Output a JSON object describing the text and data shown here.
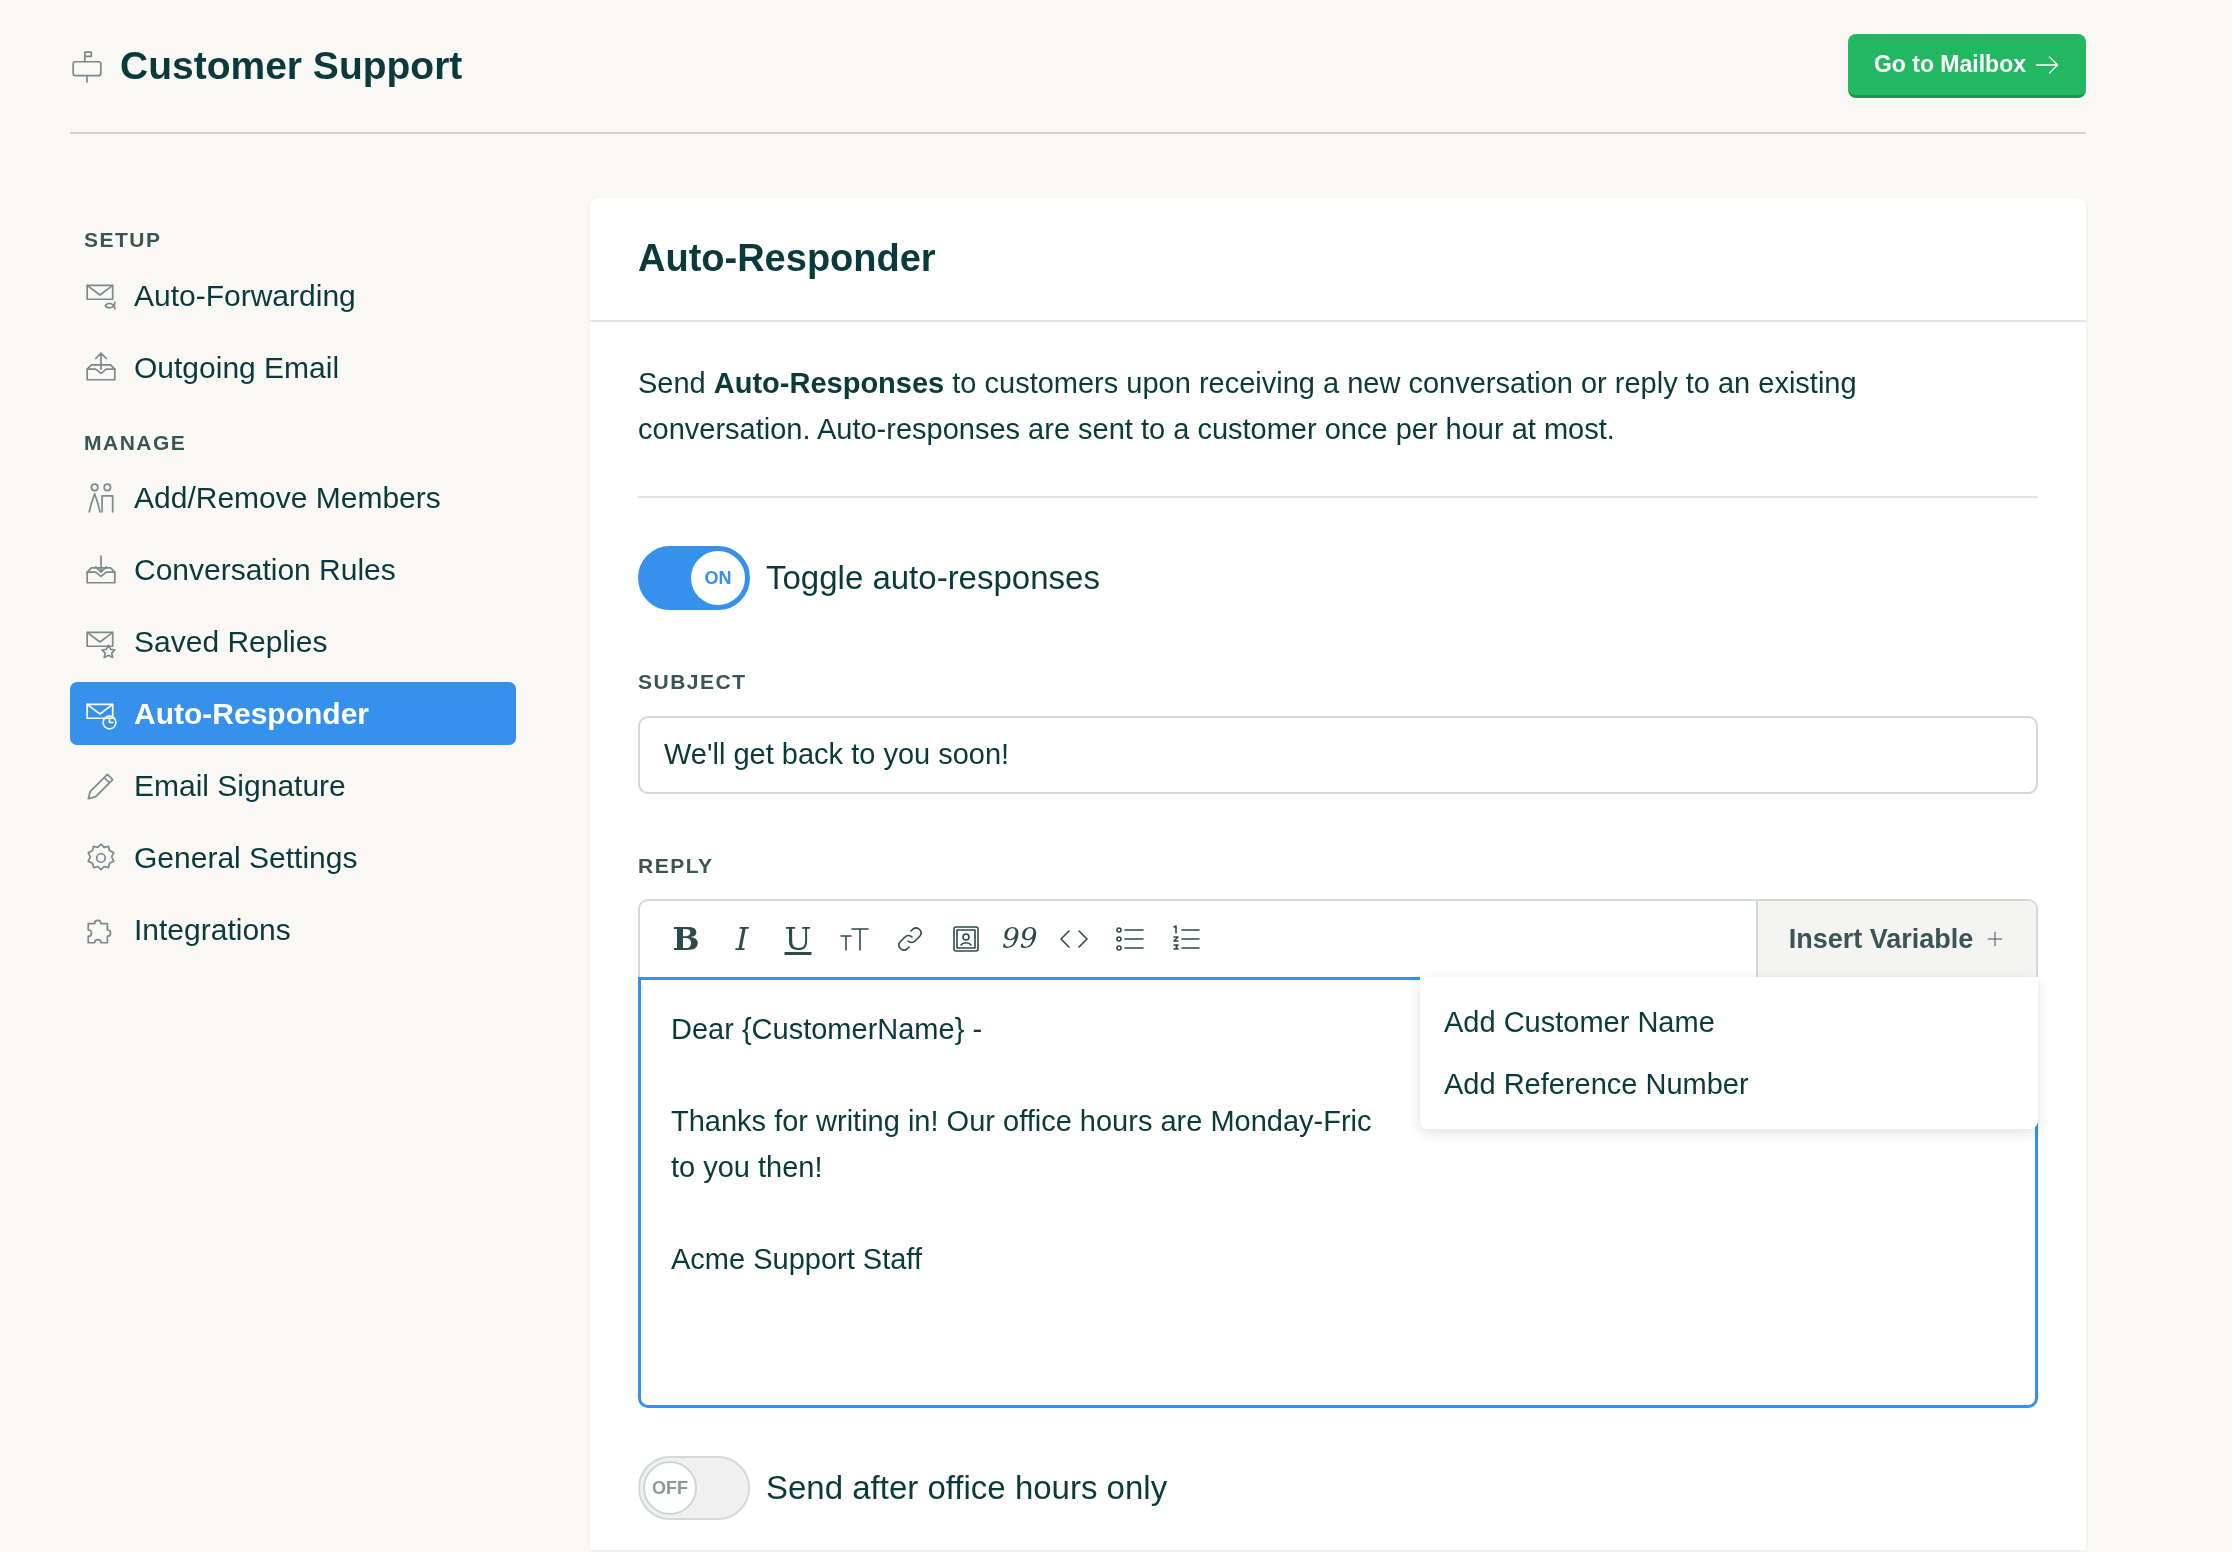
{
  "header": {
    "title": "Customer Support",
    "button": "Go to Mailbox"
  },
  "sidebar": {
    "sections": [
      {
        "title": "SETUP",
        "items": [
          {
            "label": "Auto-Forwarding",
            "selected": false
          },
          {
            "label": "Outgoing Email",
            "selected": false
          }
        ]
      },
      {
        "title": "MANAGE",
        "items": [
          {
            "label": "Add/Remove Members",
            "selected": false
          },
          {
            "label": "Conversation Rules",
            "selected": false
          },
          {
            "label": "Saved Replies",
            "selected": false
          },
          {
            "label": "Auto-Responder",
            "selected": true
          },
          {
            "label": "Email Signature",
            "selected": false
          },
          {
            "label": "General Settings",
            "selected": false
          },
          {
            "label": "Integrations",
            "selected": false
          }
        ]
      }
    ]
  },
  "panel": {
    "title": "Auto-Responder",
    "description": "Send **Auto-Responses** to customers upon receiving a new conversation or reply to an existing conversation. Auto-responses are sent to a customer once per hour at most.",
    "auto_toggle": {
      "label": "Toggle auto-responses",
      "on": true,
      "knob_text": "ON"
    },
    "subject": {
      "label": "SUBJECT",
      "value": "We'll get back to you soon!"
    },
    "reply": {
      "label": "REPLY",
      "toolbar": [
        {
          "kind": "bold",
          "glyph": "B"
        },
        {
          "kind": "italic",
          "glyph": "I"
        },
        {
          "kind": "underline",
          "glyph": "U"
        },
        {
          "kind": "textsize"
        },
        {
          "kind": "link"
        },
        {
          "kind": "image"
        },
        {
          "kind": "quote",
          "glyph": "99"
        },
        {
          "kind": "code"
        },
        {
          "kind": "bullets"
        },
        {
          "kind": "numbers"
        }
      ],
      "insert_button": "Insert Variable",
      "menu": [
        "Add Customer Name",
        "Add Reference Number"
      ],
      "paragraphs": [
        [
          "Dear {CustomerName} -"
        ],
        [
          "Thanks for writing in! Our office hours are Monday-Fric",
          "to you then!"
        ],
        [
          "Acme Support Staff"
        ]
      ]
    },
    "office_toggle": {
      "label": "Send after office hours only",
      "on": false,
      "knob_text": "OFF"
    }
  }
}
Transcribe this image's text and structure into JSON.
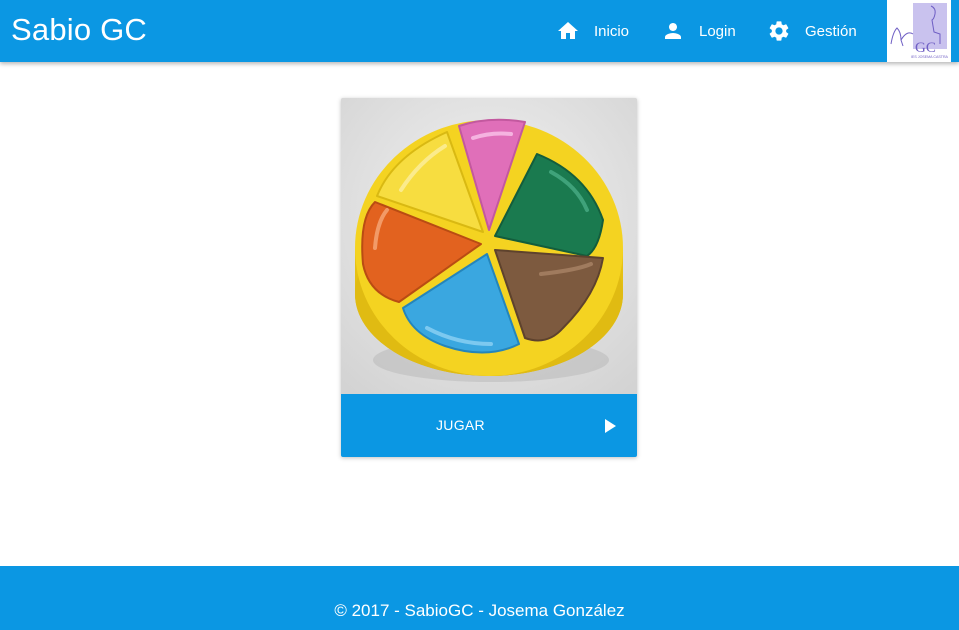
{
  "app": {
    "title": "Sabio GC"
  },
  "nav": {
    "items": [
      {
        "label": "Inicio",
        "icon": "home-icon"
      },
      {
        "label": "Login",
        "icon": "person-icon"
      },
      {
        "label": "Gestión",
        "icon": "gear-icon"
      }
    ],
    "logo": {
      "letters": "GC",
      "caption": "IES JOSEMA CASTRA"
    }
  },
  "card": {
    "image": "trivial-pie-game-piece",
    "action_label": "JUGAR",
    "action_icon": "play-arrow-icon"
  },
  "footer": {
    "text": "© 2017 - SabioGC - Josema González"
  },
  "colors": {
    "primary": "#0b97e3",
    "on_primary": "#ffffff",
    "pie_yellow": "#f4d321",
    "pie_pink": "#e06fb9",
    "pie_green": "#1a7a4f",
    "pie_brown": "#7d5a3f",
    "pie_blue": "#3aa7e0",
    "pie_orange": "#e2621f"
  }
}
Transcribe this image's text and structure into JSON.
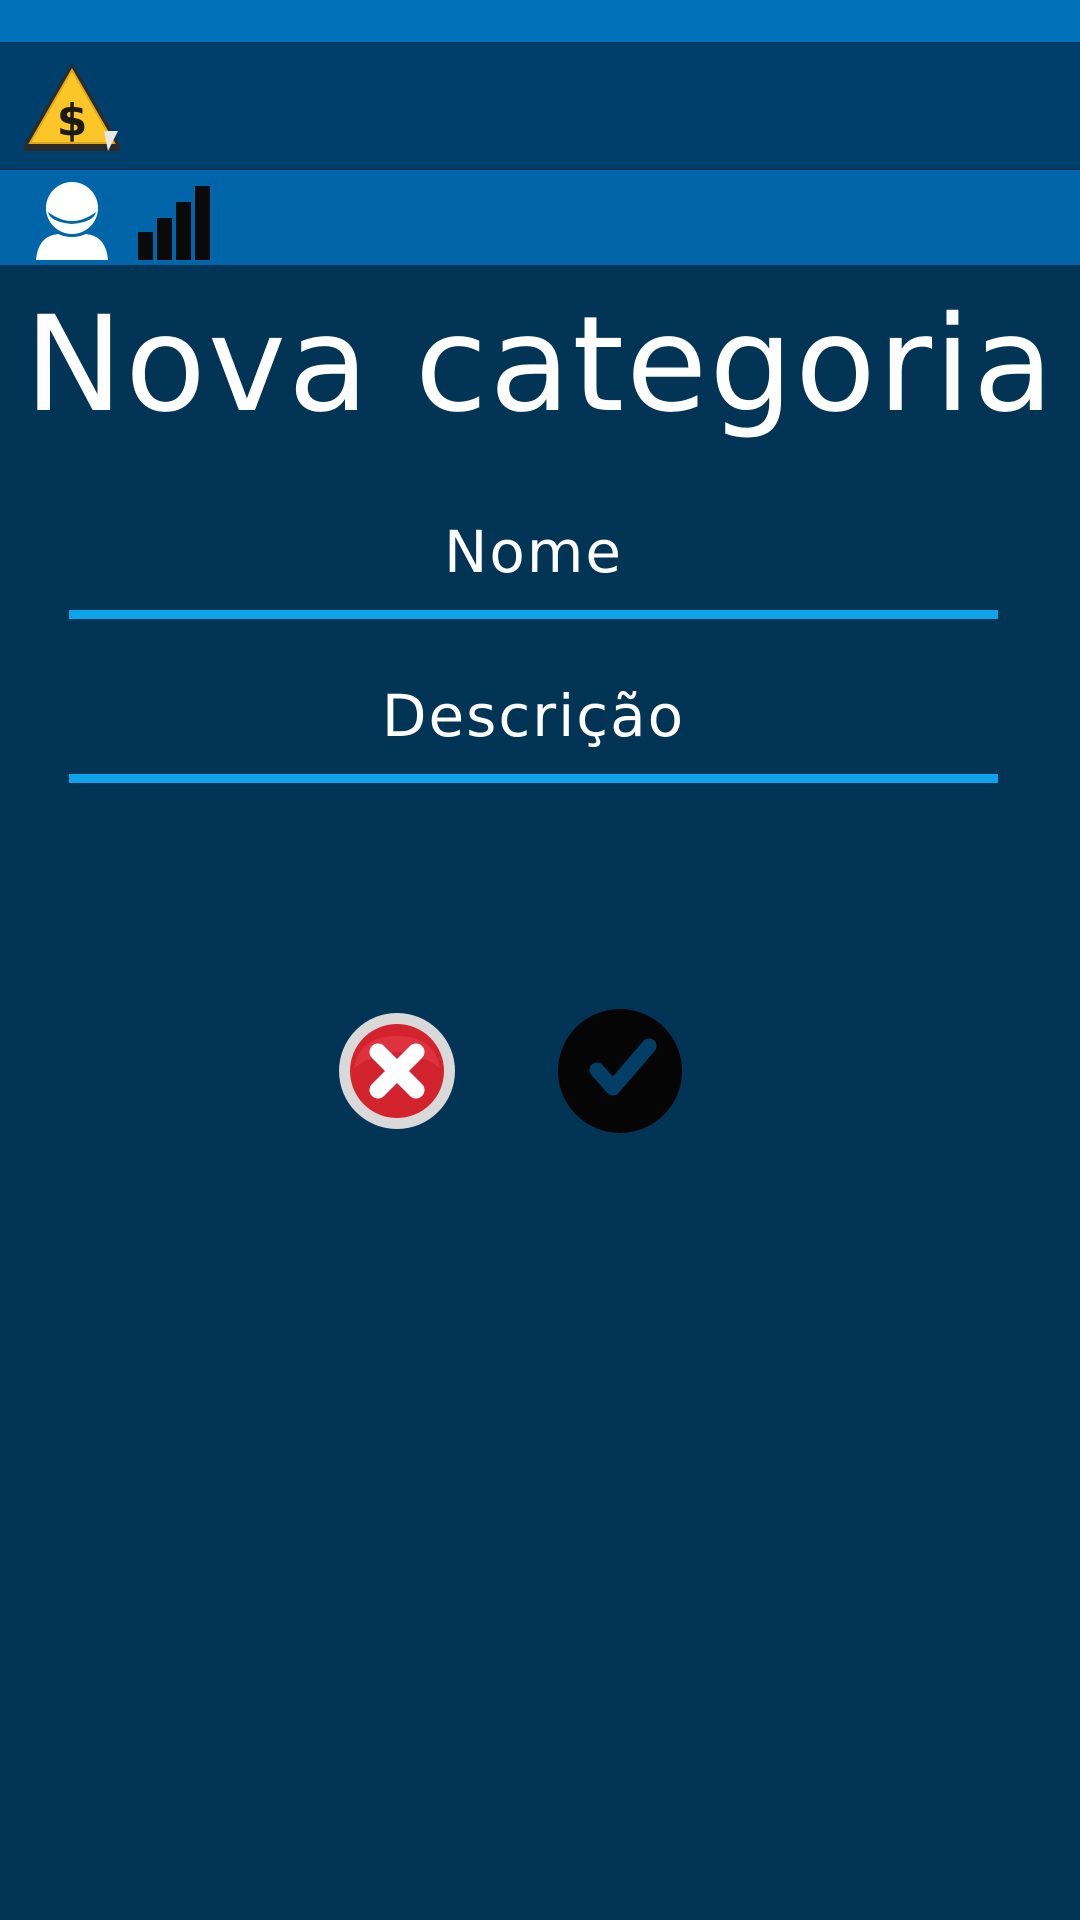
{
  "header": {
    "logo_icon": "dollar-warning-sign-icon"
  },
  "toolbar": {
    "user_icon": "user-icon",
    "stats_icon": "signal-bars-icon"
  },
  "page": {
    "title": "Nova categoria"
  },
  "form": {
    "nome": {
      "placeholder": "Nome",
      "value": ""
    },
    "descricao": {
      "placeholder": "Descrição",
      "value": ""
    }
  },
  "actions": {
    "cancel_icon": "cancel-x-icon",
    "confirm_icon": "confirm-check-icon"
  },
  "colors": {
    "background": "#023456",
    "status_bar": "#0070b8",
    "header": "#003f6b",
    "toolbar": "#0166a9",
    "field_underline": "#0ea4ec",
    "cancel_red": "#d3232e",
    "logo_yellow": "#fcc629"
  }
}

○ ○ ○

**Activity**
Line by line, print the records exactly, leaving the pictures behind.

**Expected answer**
Output a JSON object describing the text and data shown here.
{
  "header": {
    "title": "Customer Support",
    "button": "Go to Mailbox"
  },
  "sidebar": {
    "sections": [
      {
        "title": "SETUP",
        "items": [
          {
            "label": "Auto-Forwarding",
            "selected": false
          },
          {
            "label": "Outgoing Email",
            "selected": false
          }
        ]
      },
      {
        "title": "MANAGE",
        "items": [
          {
            "label": "Add/Remove Members",
            "selected": false
          },
          {
            "label": "Conversation Rules",
            "selected": false
          },
          {
            "label": "Saved Replies",
            "selected": false
          },
          {
            "label": "Auto-Responder",
            "selected": true
          },
          {
            "label": "Email Signature",
            "selected": false
          },
          {
            "label": "General Settings",
            "selected": false
          },
          {
            "label": "Integrations",
            "selected": false
          }
        ]
      }
    ]
  },
  "panel": {
    "title": "Auto-Responder",
    "description": "Send **Auto-Responses** to customers upon receiving a new conversation or reply to an existing conversation. Auto-responses are sent to a customer once per hour at most.",
    "auto_toggle": {
      "label": "Toggle auto-responses",
      "on": true,
      "knob_text": "ON"
    },
    "subject": {
      "label": "SUBJECT",
      "value": "We'll get back to you soon!"
    },
    "reply": {
      "label": "REPLY",
      "toolbar": [
        {
          "kind": "bold",
          "glyph": "B"
        },
        {
          "kind": "italic",
          "glyph": "I"
        },
        {
          "kind": "underline",
          "glyph": "U"
        },
        {
          "kind": "textsize"
        },
        {
          "kind": "link"
        },
        {
          "kind": "image"
        },
        {
          "kind": "quote",
          "glyph": "99"
        },
        {
          "kind": "code"
        },
        {
          "kind": "bullets"
        },
        {
          "kind": "numbers"
        }
      ],
      "insert_button": "Insert Variable",
      "menu": [
        "Add Customer Name",
        "Add Reference Number"
      ],
      "paragraphs": [
        [
          "Dear {CustomerName} -"
        ],
        [
          "Thanks for writing in! Our office hours are Monday-Fric",
          "to you then!"
        ],
        [
          "Acme Support Staff"
        ]
      ]
    },
    "office_toggle": {
      "label": "Send after office hours only",
      "on": false,
      "knob_text": "OFF"
    }
  }
}
Transcribe this image's text and structure into JSON.
{
  "app": {
    "title": "Sabio GC"
  },
  "nav": {
    "items": [
      {
        "label": "Inicio",
        "icon": "home-icon"
      },
      {
        "label": "Login",
        "icon": "person-icon"
      },
      {
        "label": "Gestión",
        "icon": "gear-icon"
      }
    ],
    "logo": {
      "letters": "GC",
      "caption": "IES JOSEMA CASTRA"
    }
  },
  "card": {
    "image": "trivial-pie-game-piece",
    "action_label": "JUGAR",
    "action_icon": "play-arrow-icon"
  },
  "footer": {
    "text": "© 2017 - SabioGC - Josema González"
  },
  "colors": {
    "primary": "#0b97e3",
    "on_primary": "#ffffff",
    "pie_yellow": "#f4d321",
    "pie_pink": "#e06fb9",
    "pie_green": "#1a7a4f",
    "pie_brown": "#7d5a3f",
    "pie_blue": "#3aa7e0",
    "pie_orange": "#e2621f"
  }
}
Transcribe this image's text and structure into JSON.
{
  "header": {
    "logo_icon": "dollar-warning-sign-icon"
  },
  "toolbar": {
    "user_icon": "user-icon",
    "stats_icon": "signal-bars-icon"
  },
  "page": {
    "title": "Nova categoria"
  },
  "form": {
    "nome": {
      "placeholder": "Nome",
      "value": ""
    },
    "descricao": {
      "placeholder": "Descrição",
      "value": ""
    }
  },
  "actions": {
    "cancel_icon": "cancel-x-icon",
    "confirm_icon": "confirm-check-icon"
  },
  "colors": {
    "background": "#023456",
    "status_bar": "#0070b8",
    "header": "#003f6b",
    "toolbar": "#0166a9",
    "field_underline": "#0ea4ec",
    "cancel_red": "#d3232e",
    "logo_yellow": "#fcc629"
  }
}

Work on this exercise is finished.